An administrator in your organization needs to set up groupsA collection of users who all need a particular type of access to a set of resources or compartment., compartmentsA collection of related resources that can be accessed only by certain groups that have been given permission by an administrator in your organization., and policiesA document in the IAM that specifies who has what type of access to your resources. It is used in different ways: to mean an individual statement written in the policy language; to mean a collection of statements in a single, named "policy" document (which has an Oracle Cloud ID (OCID) assigned to it); and to mean the overall body of policies your organization uses to control access to resources. that control which users can access which services, which resources, and the type of access. For example, the policies control who can create new users, create and manage the cloud network, launch instances, create buckets, download objects, etc. For more information, see Getting Started with Policies. For specific details about writing policies for each of the different services, see Policy Reference.

If you’re a regular user (not an administrator) who needs to use the Oracle Cloud Infrastructure resources that your company owns, contact your administrator to set up a user ID for you. The administrator can confirm which compartment or compartments you should be using.

Tagging Resources

You can apply tags to your resources to help you organize them according to your business needs. You can apply tags at the time you create a resource, or you can update the resource later with the desired tags.
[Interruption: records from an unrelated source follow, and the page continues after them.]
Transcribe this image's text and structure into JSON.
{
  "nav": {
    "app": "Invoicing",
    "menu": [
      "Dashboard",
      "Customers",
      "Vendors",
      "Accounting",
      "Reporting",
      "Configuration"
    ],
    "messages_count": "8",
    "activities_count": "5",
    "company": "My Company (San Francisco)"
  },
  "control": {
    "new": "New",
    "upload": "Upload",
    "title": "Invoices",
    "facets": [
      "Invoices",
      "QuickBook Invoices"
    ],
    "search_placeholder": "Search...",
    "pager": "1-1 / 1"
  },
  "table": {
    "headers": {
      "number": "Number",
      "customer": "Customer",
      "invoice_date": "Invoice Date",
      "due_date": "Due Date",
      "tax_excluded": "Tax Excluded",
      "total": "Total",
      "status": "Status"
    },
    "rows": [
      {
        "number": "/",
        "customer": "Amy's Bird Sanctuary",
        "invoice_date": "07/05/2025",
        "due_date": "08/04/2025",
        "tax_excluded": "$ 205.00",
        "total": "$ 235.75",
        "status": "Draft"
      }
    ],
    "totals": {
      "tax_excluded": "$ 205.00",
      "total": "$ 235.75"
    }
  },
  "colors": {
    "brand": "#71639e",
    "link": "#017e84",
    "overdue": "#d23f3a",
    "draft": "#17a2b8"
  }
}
For general information about applying tags, see Resource Tags.


Block Volume uses the Advanced Encryption Standard (AES) algorithm with 256 bit key for encryption. Block volumes are encrypted at rest. Backups are also encrypted.

Block Volume Capabilities and Limits

Block Volume volumes can be created in sizes ranging from 50 GB to 16 TB in 1 GB increments. By default, Block Volume volumes are 1 TB.

Block Volume volume performance varies with volume size.

See Service Limits for a list of applicable limits and instructions for requesting a limit increase.

Additional limits include:

  • Volumes per instance: 32

  • Number of backups

    • Monthly universal credits: 1000

    • Pay-as-you-go: 500